Sir Peter Westmacott, British Ambassador to the United States, recently visited Creech Air Force Base in Nevada, home to the 39 Squadron of the RAF. While there, Ambassador Westmacott witnessed a remotely-piloted Reaper aircraft carry out a mission over Afghanistan. Following his visit to the 39 Squadron, the Ambassador visited the US Naval Air Weapons Station in China Lake, California, where he observed a trial firing of a dual mode Brimstone precision missile from a US Reaper.
In 2007, the Royal Air Force formed 39 Squadron at Creech Air Force Base in Nevada to operate the remotely-piloted air systems (RPAS) alongside US Air Force squadrons. Since October 2007 the Reaper has amassed 54,000 flying hours in support of coalition forces in Afghanistan and has fired just 459 precision weapons. This year alone it will fly over 13,000 hours, completing more than 800 missions in support of ground forces. When a precision strike capability is required from RAF Reaper aircraft by ground commanders this is always in accordance with international humanitarian law and the law of armed conflict, and is governed by strict rules of engagement; exactly the same as manned aircraft.

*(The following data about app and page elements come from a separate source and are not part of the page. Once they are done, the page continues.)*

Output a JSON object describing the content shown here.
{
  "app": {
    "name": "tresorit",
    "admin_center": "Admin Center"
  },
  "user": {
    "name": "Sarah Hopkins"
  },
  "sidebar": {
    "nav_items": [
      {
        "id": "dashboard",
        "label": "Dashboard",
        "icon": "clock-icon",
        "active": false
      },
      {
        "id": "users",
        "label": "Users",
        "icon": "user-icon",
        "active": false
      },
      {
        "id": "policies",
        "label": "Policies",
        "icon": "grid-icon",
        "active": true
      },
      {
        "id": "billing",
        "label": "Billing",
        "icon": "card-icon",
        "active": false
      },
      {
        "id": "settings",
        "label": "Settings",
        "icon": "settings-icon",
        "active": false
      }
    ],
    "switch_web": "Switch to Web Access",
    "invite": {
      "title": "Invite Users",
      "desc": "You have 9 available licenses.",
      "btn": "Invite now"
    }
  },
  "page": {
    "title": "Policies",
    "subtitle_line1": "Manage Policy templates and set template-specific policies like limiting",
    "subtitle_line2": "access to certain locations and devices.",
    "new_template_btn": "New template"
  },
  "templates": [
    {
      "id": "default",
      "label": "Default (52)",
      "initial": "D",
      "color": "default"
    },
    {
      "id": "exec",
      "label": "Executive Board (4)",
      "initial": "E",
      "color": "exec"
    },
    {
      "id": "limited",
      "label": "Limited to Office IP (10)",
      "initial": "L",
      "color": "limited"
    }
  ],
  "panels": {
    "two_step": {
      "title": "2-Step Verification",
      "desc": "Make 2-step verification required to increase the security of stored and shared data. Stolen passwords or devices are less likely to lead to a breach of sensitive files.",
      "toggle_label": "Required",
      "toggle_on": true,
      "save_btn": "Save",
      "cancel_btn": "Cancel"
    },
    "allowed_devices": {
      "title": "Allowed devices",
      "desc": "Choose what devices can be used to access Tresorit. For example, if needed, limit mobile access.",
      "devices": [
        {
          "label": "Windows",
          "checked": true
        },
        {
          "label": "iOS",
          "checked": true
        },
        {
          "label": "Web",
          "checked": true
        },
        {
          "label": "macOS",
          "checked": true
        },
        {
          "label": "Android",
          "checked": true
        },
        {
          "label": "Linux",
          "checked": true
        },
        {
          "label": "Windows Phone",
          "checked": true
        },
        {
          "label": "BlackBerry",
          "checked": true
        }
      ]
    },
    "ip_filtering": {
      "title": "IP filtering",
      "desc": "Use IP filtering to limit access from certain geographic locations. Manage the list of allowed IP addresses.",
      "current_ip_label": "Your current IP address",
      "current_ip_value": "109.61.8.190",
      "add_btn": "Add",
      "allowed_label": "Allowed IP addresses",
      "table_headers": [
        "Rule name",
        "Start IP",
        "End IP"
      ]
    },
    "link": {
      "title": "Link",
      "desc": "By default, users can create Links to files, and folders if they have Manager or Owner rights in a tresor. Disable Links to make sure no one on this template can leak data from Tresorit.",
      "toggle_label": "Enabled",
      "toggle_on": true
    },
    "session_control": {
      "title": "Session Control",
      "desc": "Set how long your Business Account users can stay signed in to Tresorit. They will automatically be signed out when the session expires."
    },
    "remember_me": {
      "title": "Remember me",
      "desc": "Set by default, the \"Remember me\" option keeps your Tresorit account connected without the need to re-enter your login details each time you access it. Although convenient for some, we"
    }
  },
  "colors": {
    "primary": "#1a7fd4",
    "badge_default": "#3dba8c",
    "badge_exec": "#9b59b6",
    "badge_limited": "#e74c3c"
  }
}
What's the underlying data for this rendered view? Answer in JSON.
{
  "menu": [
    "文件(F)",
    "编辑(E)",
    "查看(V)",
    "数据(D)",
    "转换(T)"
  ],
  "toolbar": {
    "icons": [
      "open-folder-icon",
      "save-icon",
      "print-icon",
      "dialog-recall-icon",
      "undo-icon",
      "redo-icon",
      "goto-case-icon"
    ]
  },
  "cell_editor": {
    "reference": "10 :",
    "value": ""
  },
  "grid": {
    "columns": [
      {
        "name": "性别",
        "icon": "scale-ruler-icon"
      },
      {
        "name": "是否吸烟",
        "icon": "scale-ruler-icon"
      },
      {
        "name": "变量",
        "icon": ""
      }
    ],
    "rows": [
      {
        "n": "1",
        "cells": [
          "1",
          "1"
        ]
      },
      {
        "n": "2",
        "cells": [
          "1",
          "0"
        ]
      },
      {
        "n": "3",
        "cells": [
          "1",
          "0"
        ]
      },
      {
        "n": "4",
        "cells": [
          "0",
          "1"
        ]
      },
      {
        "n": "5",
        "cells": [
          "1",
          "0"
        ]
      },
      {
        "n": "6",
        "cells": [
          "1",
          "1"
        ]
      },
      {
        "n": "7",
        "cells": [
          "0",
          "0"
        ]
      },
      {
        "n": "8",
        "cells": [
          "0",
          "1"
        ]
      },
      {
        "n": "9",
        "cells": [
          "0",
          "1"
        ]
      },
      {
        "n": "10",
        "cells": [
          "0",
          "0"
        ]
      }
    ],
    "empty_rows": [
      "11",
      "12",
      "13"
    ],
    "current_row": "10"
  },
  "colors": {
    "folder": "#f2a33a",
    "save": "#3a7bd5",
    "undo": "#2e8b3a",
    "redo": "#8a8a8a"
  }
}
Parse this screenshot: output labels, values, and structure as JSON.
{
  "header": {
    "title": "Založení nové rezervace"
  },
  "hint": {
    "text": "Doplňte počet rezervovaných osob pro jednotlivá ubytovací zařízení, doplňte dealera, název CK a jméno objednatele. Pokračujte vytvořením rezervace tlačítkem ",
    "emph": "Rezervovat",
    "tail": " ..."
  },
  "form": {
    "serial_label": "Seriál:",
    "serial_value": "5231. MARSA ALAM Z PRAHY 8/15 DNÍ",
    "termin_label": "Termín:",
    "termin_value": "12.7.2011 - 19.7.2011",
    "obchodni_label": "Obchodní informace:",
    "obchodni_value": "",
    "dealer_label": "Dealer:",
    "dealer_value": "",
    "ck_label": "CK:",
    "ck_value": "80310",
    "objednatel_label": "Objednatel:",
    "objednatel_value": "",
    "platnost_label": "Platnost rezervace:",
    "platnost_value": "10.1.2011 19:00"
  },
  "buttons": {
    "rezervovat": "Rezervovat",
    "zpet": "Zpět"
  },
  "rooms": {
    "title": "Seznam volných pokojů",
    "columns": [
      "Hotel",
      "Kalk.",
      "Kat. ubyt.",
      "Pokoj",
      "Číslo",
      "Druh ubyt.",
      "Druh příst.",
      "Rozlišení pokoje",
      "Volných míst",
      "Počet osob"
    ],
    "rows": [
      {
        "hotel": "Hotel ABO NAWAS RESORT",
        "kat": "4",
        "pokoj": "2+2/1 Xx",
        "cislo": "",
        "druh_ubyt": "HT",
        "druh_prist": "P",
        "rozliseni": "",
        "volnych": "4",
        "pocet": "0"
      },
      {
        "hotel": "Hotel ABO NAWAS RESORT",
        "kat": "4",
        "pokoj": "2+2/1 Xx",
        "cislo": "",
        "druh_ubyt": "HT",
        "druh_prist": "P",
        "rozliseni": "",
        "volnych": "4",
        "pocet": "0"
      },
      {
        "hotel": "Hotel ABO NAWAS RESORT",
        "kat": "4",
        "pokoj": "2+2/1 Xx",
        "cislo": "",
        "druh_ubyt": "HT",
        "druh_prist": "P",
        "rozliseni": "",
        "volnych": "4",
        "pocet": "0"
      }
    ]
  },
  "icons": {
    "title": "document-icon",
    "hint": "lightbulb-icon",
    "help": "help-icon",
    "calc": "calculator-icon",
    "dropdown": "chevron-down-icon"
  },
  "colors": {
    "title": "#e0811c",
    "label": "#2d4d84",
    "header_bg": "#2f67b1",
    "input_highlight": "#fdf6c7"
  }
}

In the UK, the Ministry of Defence has, for the first time, opened its unmanned aerial systems control centre, inviting members of the media to view the high-tech operations room at Royal Air Force (RAF) Waddington.
Members of 13 Squadron operate the RAF’s Reaper aircraft in Afghanistan remotely from Waddington. The Reaper system is just one of a range of unmanned aerial systems operated by UK armed forces, providing vital, life-saving intelligence, reconnaissance and surveillance on operations. The Royal Air Force has used the MQ-9 Reaper Remotely Piloted Air System since January 2004.
During a visit to RAF Waddington, Defence Secretary Philip Hammond viewed the full range of current and future equipment. During the visit, Mr Hammond said:
Vital to our efforts to protect our forces and the people of Afghanistan, this battle-winning technology allows us to understand the situation on the ground more clearly, develop better intelligence, and precisely strike, within our rules of engagement, those who threaten or hurt the people we are protecting. Much of the criticism of unmanned aerial systems is based on misunderstanding. This event provides a great opportunity to better inform people about these life-saving assets and their variety of purposes.